WHAT THE TASK REQUIRES:
Only lines below containing the string "duration" should be counted; please give that count by itself.

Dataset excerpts

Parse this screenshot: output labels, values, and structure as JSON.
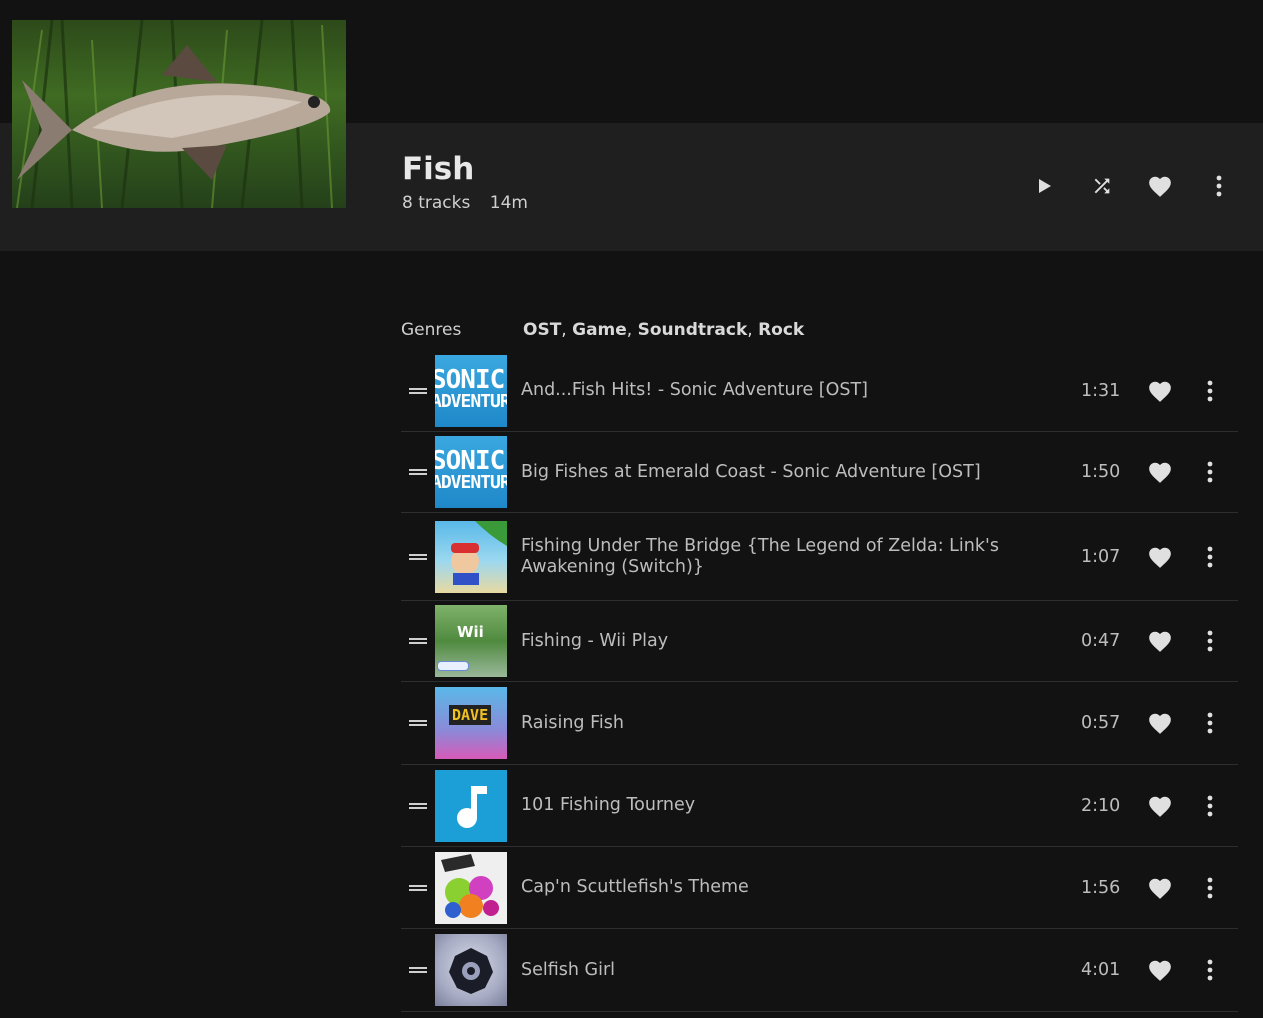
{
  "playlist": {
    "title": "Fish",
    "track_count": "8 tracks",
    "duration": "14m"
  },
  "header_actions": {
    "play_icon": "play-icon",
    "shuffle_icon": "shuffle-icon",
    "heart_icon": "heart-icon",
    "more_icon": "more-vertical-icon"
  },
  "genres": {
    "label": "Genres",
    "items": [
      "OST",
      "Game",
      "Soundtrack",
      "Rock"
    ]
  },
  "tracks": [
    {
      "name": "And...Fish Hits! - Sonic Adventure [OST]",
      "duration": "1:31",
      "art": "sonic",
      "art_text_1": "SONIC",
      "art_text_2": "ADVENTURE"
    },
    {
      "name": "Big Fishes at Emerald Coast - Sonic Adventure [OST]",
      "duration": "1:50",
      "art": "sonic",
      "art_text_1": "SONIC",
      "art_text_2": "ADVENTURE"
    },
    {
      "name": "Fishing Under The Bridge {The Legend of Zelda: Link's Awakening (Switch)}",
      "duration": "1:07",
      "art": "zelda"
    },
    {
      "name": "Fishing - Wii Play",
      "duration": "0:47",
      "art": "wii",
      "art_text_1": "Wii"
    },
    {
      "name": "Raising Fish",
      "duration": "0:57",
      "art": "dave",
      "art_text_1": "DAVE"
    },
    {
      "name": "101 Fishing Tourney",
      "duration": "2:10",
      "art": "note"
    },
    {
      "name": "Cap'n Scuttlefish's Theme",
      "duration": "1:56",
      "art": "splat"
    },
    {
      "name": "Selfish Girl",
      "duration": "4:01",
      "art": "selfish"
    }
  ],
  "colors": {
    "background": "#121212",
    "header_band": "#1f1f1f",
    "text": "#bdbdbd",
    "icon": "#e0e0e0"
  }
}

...

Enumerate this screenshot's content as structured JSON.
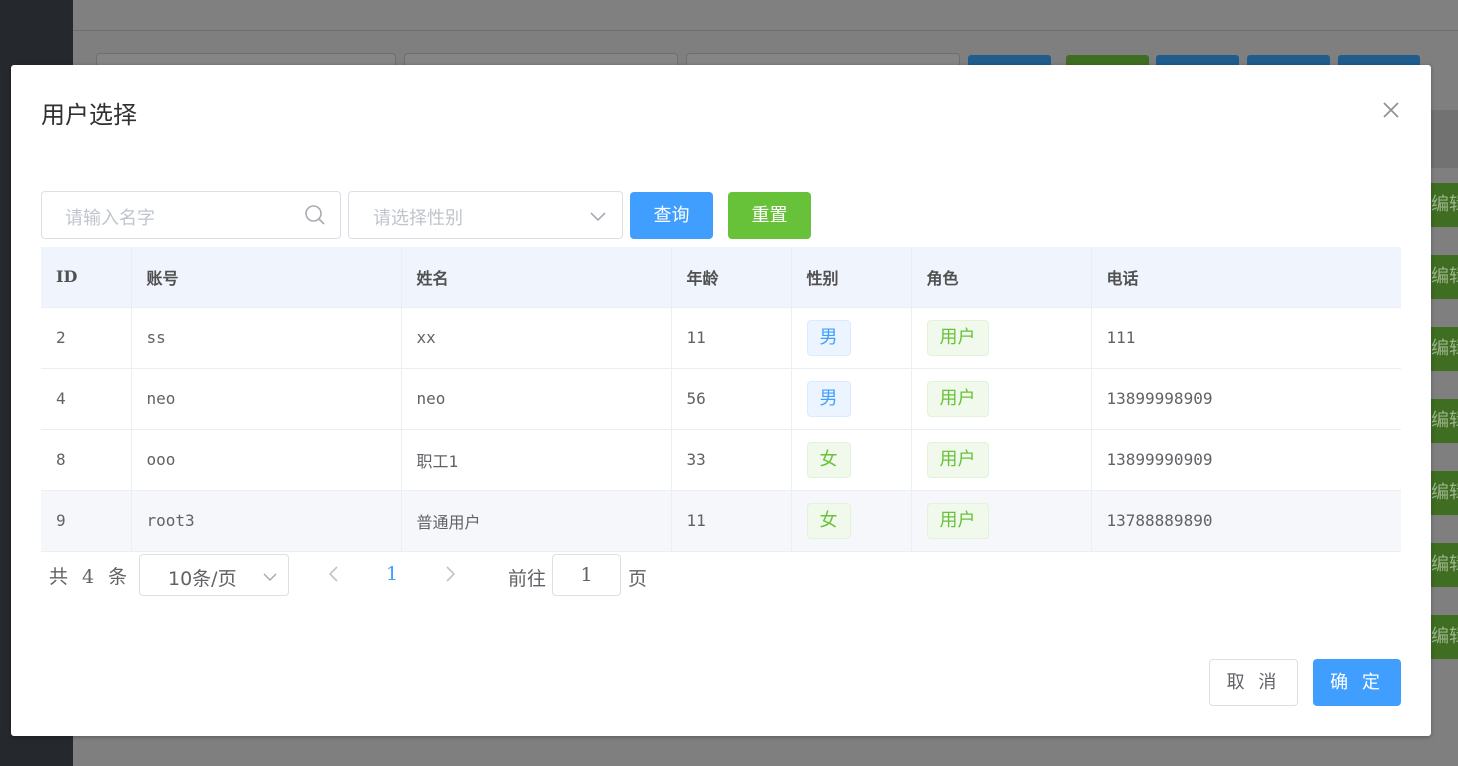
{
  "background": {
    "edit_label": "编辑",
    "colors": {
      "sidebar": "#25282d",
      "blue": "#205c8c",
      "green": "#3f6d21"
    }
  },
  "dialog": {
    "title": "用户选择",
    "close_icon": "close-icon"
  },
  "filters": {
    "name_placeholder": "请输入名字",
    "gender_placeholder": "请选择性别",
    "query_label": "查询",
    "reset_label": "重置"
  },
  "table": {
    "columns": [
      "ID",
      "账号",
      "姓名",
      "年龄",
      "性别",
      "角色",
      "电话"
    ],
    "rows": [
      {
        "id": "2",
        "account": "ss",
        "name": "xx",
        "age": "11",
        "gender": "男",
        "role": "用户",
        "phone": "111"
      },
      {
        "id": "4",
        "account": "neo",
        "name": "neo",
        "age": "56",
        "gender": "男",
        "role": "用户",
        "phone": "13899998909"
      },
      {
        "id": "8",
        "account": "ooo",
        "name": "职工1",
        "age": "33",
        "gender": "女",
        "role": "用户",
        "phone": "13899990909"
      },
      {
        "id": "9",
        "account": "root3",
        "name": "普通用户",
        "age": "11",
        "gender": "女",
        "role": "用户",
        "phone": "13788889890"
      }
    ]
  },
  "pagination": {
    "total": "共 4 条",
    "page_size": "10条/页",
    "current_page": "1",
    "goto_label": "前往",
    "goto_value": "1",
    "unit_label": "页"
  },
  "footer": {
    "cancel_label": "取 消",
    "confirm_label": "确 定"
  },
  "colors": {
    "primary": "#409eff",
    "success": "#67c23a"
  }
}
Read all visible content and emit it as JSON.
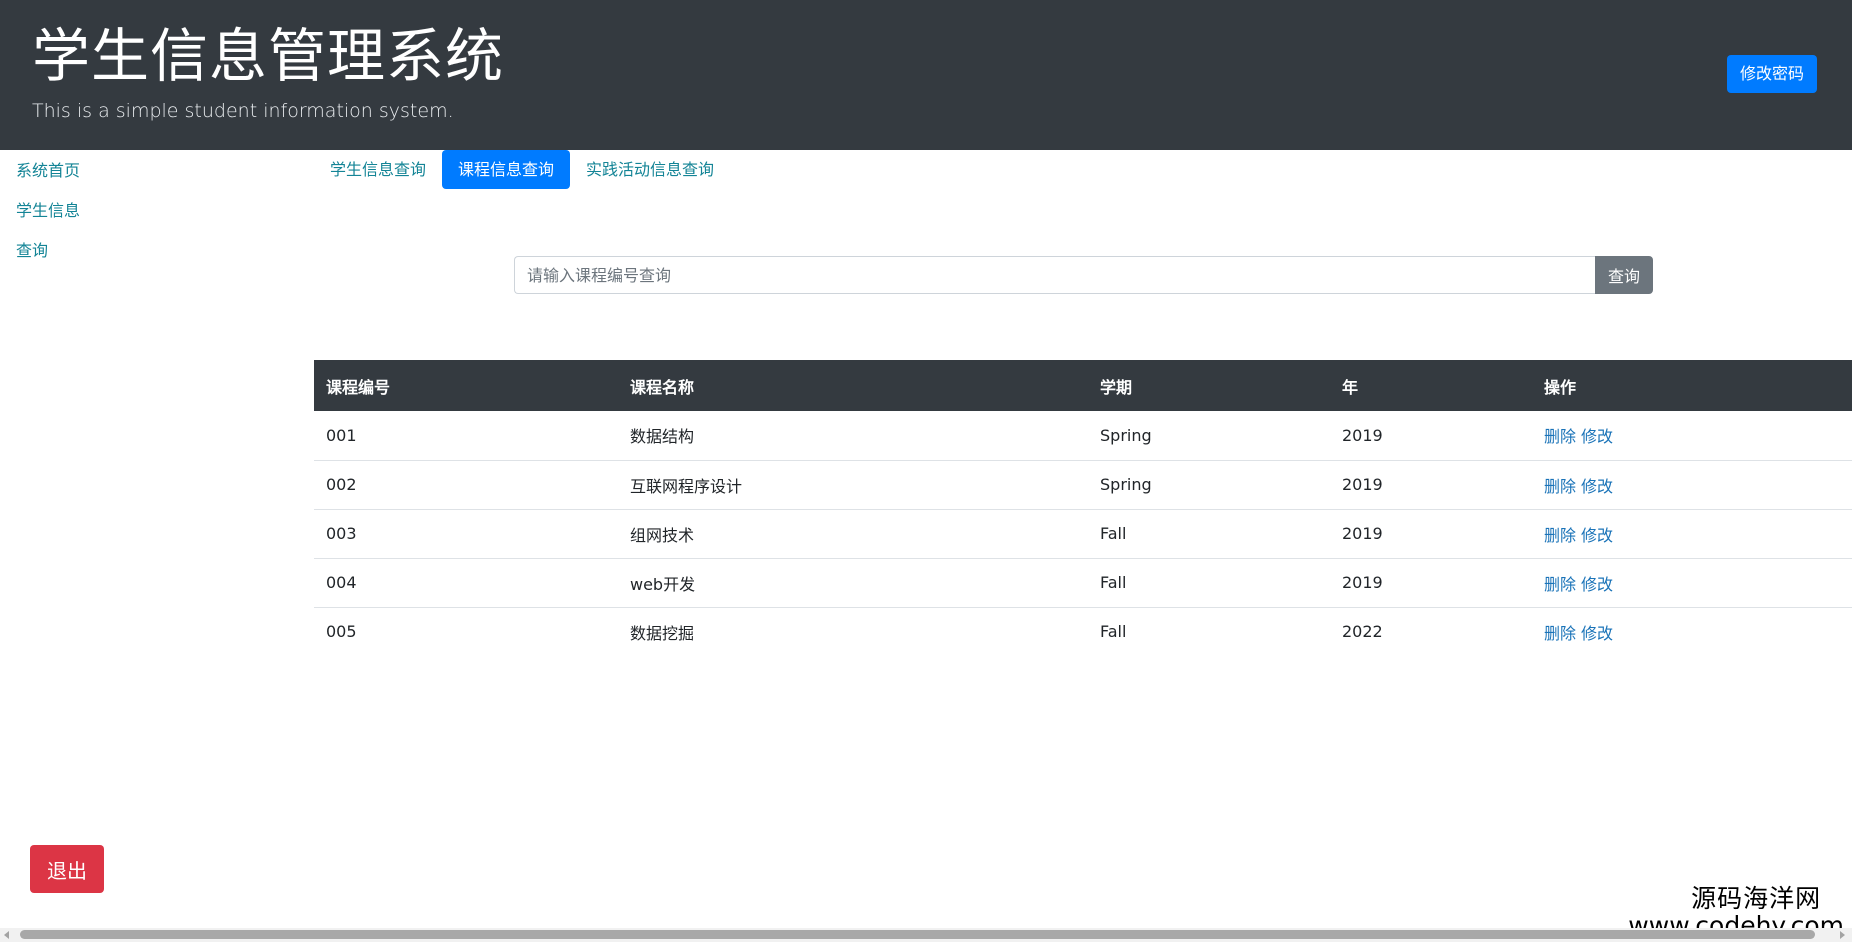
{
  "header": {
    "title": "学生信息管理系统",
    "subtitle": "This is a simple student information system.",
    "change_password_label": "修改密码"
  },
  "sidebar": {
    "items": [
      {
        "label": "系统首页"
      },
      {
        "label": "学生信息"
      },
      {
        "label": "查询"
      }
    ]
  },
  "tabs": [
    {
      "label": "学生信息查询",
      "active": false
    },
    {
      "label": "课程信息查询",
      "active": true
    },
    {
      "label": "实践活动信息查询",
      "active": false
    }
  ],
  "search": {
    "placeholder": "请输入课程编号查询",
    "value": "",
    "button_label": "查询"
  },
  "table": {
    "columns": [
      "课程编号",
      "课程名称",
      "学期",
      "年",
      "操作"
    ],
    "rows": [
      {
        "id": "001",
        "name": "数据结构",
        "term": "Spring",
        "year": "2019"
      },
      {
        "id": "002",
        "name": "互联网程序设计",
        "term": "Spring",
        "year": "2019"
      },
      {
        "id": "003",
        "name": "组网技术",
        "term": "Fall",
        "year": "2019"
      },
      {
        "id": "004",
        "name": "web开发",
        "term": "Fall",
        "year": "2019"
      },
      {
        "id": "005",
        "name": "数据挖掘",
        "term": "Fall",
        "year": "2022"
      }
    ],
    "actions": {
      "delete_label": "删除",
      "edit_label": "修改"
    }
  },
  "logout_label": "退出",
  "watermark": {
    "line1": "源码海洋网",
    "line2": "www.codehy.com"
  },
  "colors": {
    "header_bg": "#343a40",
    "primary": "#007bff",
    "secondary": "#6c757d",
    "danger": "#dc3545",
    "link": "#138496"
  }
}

SOLUTION:
9